(Dataset rows for apps and sites)
--- START ---

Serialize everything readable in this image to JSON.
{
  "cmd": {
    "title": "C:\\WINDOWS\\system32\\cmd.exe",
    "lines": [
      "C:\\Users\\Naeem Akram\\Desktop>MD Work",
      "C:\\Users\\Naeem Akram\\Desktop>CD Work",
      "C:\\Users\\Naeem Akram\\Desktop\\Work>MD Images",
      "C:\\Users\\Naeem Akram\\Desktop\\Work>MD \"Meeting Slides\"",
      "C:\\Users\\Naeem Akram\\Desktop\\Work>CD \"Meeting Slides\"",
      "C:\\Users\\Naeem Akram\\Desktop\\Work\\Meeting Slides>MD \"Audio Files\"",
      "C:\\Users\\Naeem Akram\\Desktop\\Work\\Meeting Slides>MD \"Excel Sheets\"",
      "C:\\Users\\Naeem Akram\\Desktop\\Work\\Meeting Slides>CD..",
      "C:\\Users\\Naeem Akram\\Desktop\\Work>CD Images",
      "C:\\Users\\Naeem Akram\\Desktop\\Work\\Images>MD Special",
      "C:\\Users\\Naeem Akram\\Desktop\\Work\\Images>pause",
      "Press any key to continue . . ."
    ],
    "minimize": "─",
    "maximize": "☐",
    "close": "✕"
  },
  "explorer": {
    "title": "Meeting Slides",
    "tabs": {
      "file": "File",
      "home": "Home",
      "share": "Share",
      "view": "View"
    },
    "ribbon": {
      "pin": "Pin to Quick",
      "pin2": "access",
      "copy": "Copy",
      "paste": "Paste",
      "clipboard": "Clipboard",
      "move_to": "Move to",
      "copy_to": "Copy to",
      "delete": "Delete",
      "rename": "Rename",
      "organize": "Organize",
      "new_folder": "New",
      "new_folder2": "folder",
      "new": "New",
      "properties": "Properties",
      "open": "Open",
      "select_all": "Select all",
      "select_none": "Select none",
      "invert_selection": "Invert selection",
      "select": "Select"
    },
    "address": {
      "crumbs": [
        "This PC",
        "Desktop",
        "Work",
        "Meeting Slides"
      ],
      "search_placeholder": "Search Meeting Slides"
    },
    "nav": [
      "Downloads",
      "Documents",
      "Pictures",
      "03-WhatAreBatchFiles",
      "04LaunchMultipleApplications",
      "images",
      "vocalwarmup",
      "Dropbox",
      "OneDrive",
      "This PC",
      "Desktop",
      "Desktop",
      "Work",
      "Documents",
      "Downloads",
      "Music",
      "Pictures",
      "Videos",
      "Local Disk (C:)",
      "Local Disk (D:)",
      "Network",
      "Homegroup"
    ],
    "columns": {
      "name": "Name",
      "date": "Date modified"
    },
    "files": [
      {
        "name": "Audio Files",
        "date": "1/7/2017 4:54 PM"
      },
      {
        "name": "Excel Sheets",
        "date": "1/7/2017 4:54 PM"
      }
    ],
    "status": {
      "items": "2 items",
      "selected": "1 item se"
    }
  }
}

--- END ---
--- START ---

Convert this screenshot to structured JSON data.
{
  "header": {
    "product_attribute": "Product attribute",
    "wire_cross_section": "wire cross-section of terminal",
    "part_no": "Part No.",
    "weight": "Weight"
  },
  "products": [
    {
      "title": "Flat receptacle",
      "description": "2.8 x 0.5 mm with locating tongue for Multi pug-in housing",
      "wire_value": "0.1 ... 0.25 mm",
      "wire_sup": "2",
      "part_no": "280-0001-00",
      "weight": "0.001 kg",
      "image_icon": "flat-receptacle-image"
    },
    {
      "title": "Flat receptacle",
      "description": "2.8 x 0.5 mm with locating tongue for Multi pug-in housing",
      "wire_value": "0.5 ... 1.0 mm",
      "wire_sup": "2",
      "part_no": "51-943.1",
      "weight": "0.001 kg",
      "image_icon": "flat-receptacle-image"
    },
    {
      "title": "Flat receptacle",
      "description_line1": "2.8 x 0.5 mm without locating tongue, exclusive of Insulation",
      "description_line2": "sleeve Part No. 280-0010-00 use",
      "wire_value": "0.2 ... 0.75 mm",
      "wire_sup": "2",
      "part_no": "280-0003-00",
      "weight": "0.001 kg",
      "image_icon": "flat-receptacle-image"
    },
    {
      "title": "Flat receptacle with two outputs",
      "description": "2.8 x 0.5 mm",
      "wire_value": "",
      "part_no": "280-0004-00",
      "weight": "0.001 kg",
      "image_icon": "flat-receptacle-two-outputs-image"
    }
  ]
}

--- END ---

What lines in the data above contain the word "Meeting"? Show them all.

      "C:\\Users\\Naeem Akram\\Desktop\\Work>MD \"Meeting Slides\"",
      "C:\\Users\\Naeem Akram\\Desktop\\Work>CD \"Meeting Slides\"",
      "C:\\Users\\Naeem Akram\\Desktop\\Work\\Meeting Slides>MD \"Audio Files\"",
      "C:\\Users\\Naeem Akram\\Desktop\\Work\\Meeting Slides>MD \"Excel Sheets\"",
      "C:\\Users\\Naeem Akram\\Desktop\\Work\\Meeting Slides>CD..",
    "title": "Meeting Slides",
        "Meeting Slides"
      "search_placeholder": "Search Meeting Slides"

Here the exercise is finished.